Holyjeans & My Favorite Things review
November 5, 2011
Slippery Willie’s Stupid, Ugly Shoes
by Amy Ditmore
As a mom of 4, I have heard so many things that kids worry about that us as adults wouldn’t think twice about. From not wearing short because they have chicken legs ( a problem I wish I had 🙂 ), or their legs are too white, or too dark and chunky…( I have one child with each lol) and now my 11 year old is beginning to have those “dreaded pimples”. He came home the other day and ran to the mirror, and to his surprise the blemish on his nose was “much huger that what I thought it was. Everybody saw it Mom!” In reality it wasn’t that “much huger” it was just his imagination. It’s funny sometimes to hear how the smallest things affect them, and how they worry about what people will say. This is what happened to the little Willie in Slippery Willie’s Stupid, Ugly Shoes.

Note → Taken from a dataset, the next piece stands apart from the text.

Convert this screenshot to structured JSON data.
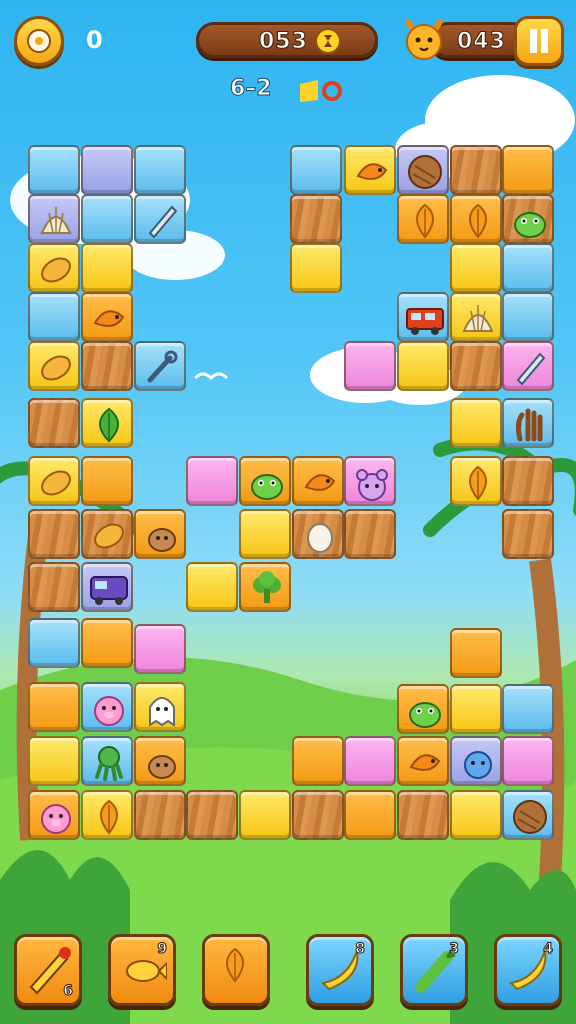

Slippery Willie earned his name from being the “slipperiest” kid ever! He slipped and slid all over the place, across floors, up, down, and around the walls, EVERYWHERE. In order to keep him safe from all the slip-sliding he was doing, he had to wear these special shoes made for him to keep him from slipping so much. Willie hated these shoes, and he told his mother they were “stupid and ugly”. He was so fearful that everyone would make fun of him, so worried that it was, in fact, affecting his sleep. As the story goes on, Slippery Willie learns that sometimes we stress ourselves way too much about something that really isn’t as big a deal as we think.

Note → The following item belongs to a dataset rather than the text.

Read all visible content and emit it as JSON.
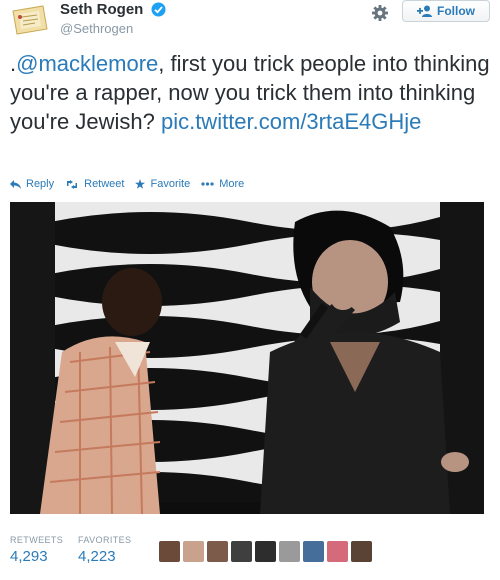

Larry Peterson does a wonderful job with this book, making it pretty relevant to a conversation I would have with one of my kids about a concern they have. It’s targeted towards ages 5 or so to around 10 or 11 I would say. My boys are 10, 11, and 13 and all 3 of them thought it was a neat story. They asked me why Slippery Willie’s shoes looked so much bigger and uglier in the beginning, and in the end they didn’t look like that….. I explained that it may have been portraying how Willie viewed the shoes in his mind, compared to what they really looked like. “Ooooh……” they said.
This book is enjoyable and easy for young readers, as well as reading to your littler ones. It’s definitely lesson rich and I would recommend it to parents, grandparents, as well as teachers. In the back of the book is a section with some activities for the older kids to try. They’re aimed at teaching them empathy. There are also questions regarding how they accept difference. You’d be surprised at the answers you may get.
Even my little girl who is just 14 months liked this book. (She’s not as nice as the boys were though, because she DID laugh at Slippery Willie’s Stupid Ugly Shoes….. )
Larry Peterson was born and raised in the Bronx, New York. As a freelancer, he has written many newspaper columns for local publications. Slippery Willie’s Stupid, Ugly Shoes is his first children’s book. Peterson has lived in Pinellas Park, Florida for the past 28 years.